iPad Goes to the Head of the Class
Unfortunately, the iPad is based on the operating system of the iPhone and iPod Touch so that it can’t run full Mac OSX applications. On top of its eBook abilities, the pad can play videos, although not Flash clips at this point. It can work with a lot of interactive software that makes good use of the pad’s touch screen and video abilities. In the long run, look for textbook powerhouses, like Houghton Mifflin Harcourt K-12 and Pearson Education to convert their products to iPad ebooks.
For now, here’re my favorites for the first iPad apps that are ready for the classroom.

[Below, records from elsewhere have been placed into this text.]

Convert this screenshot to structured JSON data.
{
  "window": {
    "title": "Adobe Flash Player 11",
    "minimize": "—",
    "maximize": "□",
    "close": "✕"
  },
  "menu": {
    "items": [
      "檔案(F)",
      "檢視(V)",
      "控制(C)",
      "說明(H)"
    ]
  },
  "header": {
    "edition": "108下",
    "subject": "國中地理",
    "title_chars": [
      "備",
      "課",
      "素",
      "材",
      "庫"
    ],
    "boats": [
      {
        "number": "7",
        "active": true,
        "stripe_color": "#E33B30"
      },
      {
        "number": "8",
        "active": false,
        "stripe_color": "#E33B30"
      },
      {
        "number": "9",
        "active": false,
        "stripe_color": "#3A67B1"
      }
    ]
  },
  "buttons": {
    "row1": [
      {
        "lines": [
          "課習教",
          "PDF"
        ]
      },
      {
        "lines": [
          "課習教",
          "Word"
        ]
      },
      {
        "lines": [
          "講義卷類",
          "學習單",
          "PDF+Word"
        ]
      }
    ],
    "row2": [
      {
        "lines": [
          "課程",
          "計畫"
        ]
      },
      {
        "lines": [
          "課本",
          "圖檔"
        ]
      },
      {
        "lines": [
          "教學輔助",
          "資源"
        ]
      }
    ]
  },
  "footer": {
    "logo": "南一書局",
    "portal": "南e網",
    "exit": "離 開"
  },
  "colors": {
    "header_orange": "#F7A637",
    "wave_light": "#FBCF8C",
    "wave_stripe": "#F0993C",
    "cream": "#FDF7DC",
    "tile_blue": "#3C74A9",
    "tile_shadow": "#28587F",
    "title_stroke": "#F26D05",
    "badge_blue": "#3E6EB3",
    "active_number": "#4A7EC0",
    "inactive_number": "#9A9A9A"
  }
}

Pasco’s SPARKvue software now runs on the iPad so that science classrooms can use the inexpensive pad instead of more expensive desktop or notebook PCs. On top of connecting directly with the iPad’s built-in acceleraometer, the software lets the pad work with a variety of Pasco’s Pasport probes, including temperature, pH and force. You’ll need to have the Pasport AirLink Bluetooth interface to get it to work. The best part is that it’s a free-bee download from the iTunes site.
Meanwhile, School Zone Publishing has an early-learning classroom math app that makes the most of the interactivity inherent in the iPad. The On-Track Time, Money & Fractions program sells for $10 and is aimed at 1st and 2nd graders. Kids can move coins into and out of a digital bank with their fingers and manipulate the hands of a clock to help with time-telling. Look for two other classroom iPad apps as well.

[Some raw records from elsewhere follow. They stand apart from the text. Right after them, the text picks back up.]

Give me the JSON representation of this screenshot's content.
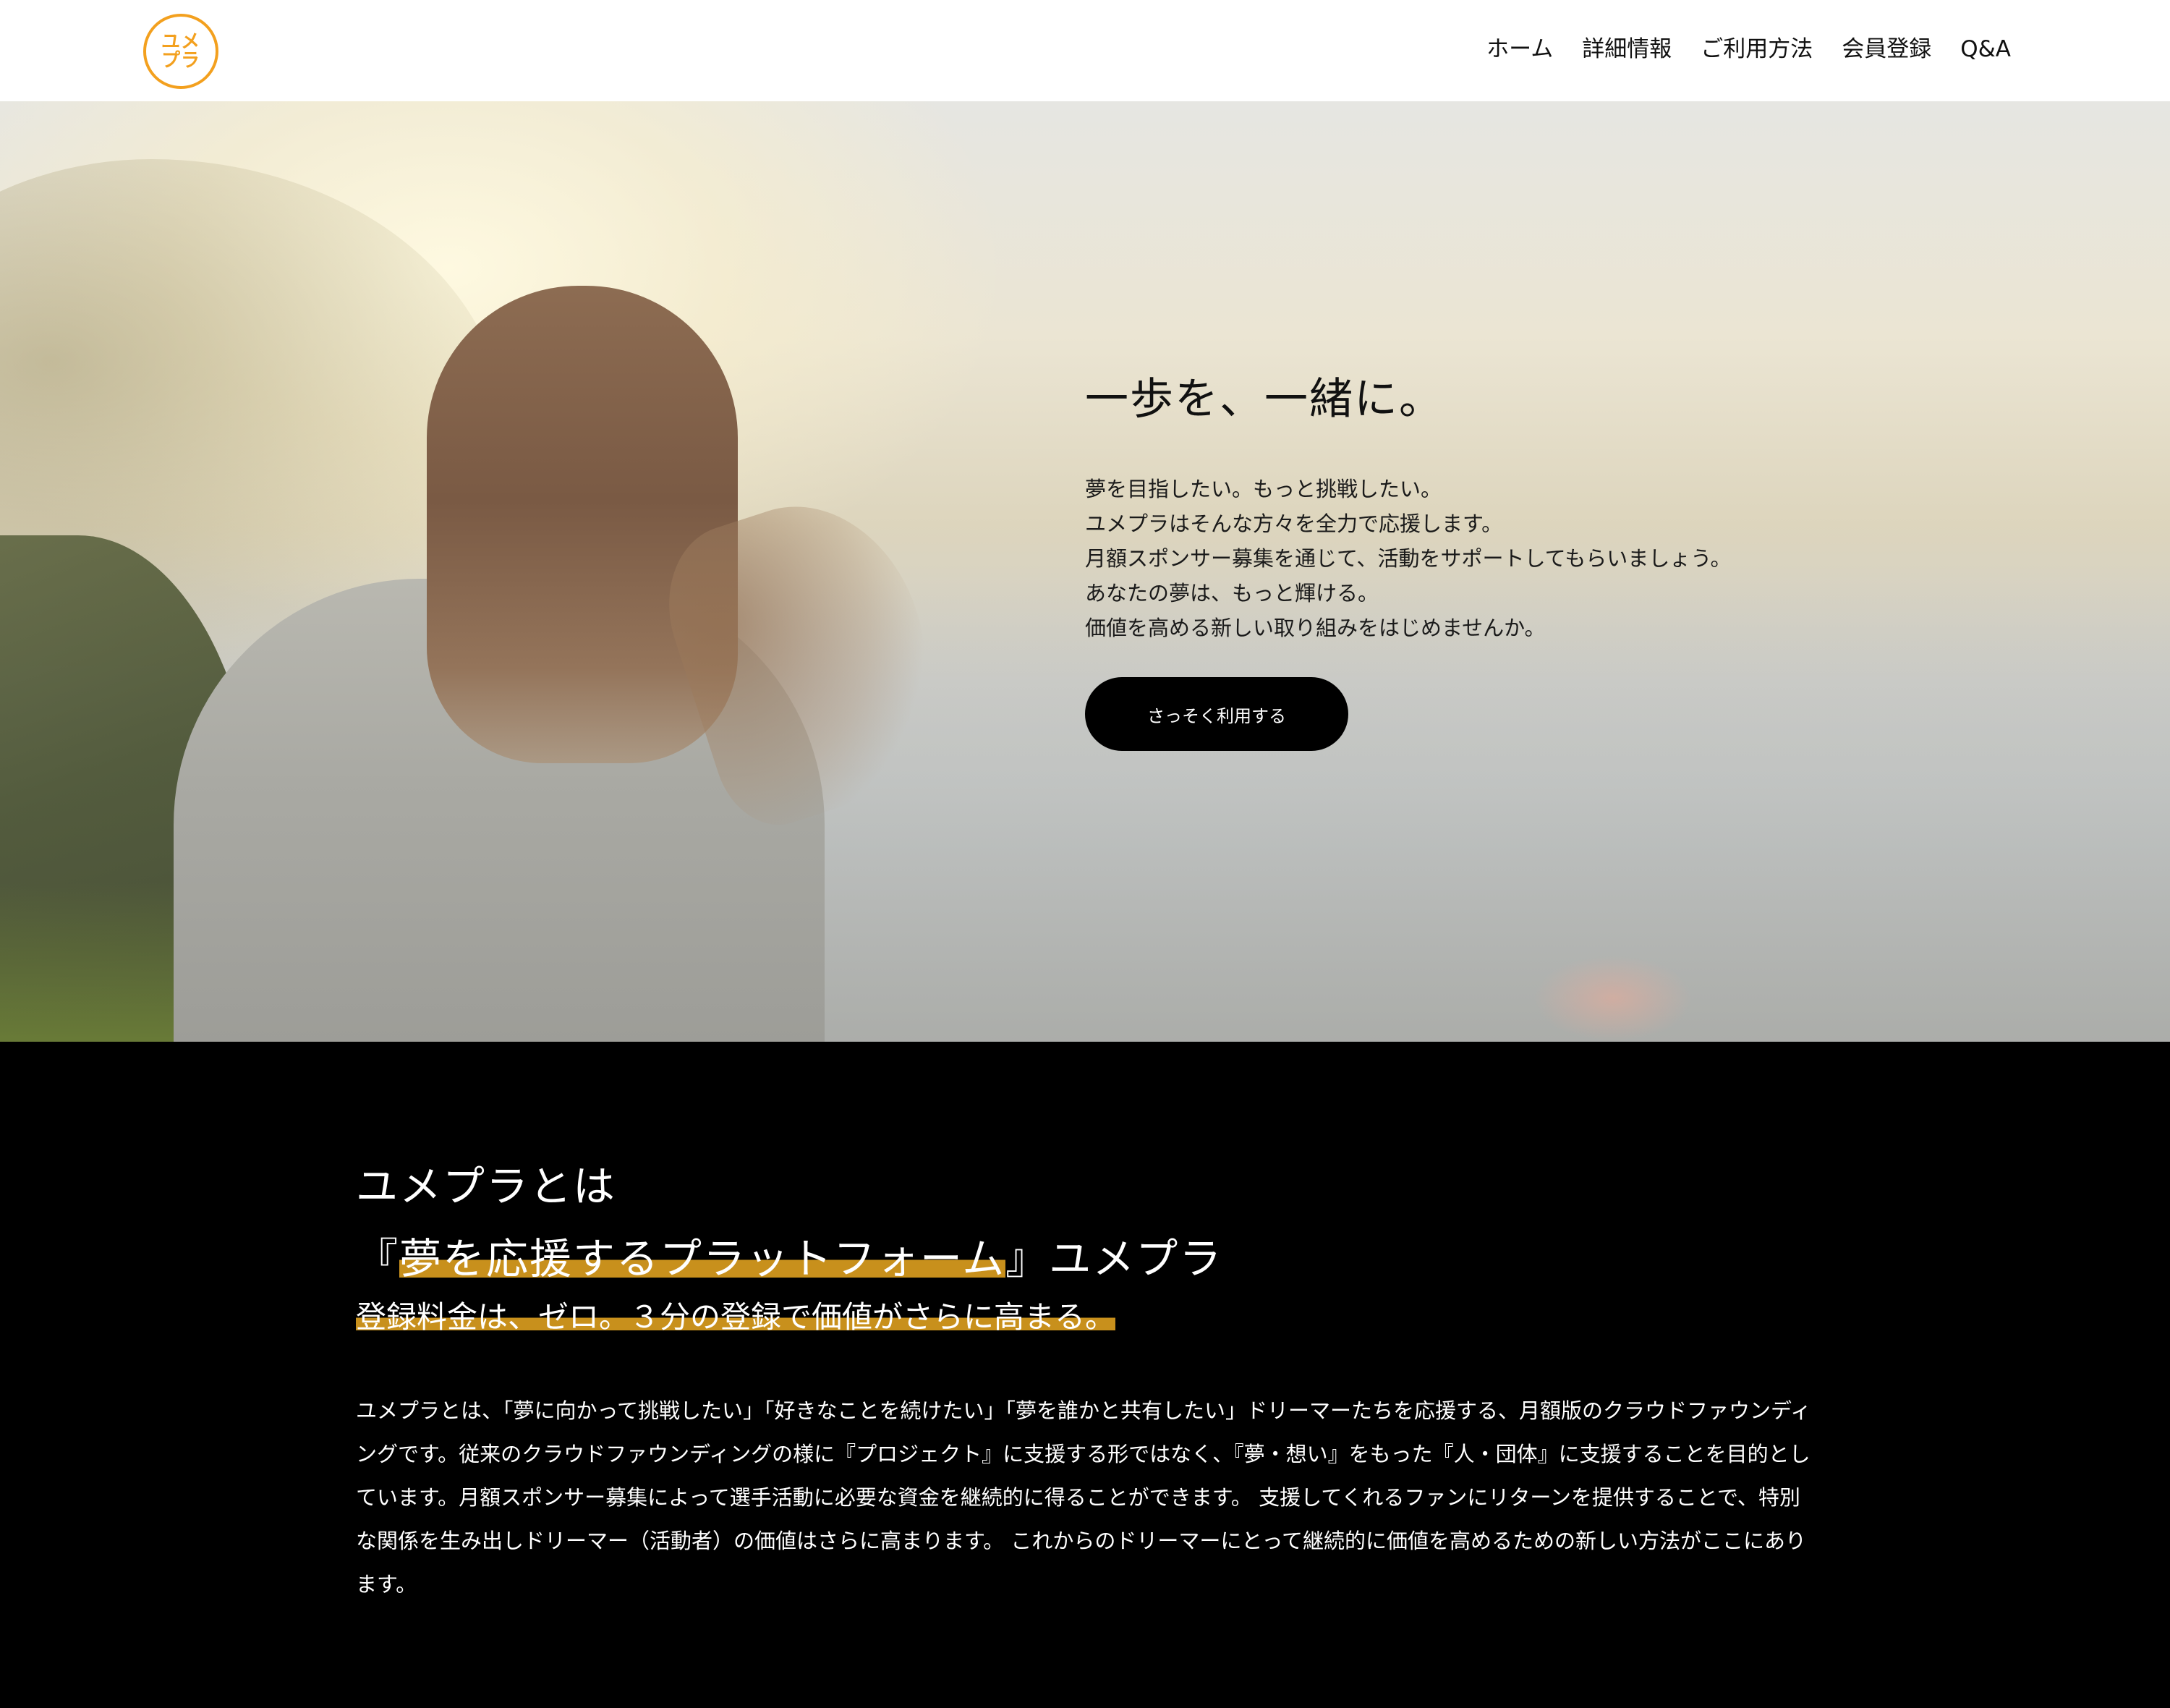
{
  "header": {
    "logo": {
      "line1": "ユメ",
      "line2": "プラ"
    },
    "nav": [
      {
        "label": "ホーム"
      },
      {
        "label": "詳細情報"
      },
      {
        "label": "ご利用方法"
      },
      {
        "label": "会員登録"
      },
      {
        "label": "Q&A"
      }
    ]
  },
  "hero": {
    "heading": "一歩を、一緒に。",
    "lines": [
      "夢を目指したい。もっと挑戦したい。",
      "ユメプラはそんな方々を全力で応援します。",
      "月額スポンサー募集を通じて、活動をサポートしてもらいましょう。",
      "あなたの夢は、もっと輝ける。",
      "価値を高める新しい取り組みをはじめませんか。"
    ],
    "cta_label": "さっそく利用する"
  },
  "about": {
    "title_line1": "ユメプラとは",
    "title_line2_open": "『",
    "title_line2_highlight": "夢を応援するプラットフォーム",
    "title_line2_close": "』ユメプラ",
    "subtitle": "登録料金は、ゼロ。３分の登録で価値がさらに高まる。",
    "body": "ユメプラとは、「夢に向かって挑戦したい」「好きなことを続けたい」「夢を誰かと共有したい」ドリーマーたちを応援する、月額版のクラウドファウンディングです。従来のクラウドファウンディングの様に『プロジェクト』に支援する形ではなく、『夢・想い』をもった『人・団体』に支援することを目的としています。月額スポンサー募集によって選手活動に必要な資金を継続的に得ることができます。 支援してくれるファンにリターンを提供することで、特別な関係を生み出しドリーマー（活動者）の価値はさらに高まります。 これからのドリーマーにとって継続的に価値を高めるための新しい方法がここにあります。"
  },
  "colors": {
    "brand_orange": "#f3a01e",
    "highlight_gold": "#c8901c",
    "section_bg": "#000000"
  }
}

If your science class is exploring the intricacies of the periodic table, I can think of no better way to do it than with Theodore Gray’s Elements app. It costs $14, is available for download and sums up the properties and history of the elements from Argon to Zirconium. There’s even a cool opening animation sequence with a silly periodic table song.
Need calculators but there’s no room in the budget or on the kids’ desks for one more gadget. The iPad and the PCalc Lite app lets you use its touch surface as a calculator interface for doing everything from simple operations to square roots and trig functions. It works just as well horizontally as vertically, and it’s free.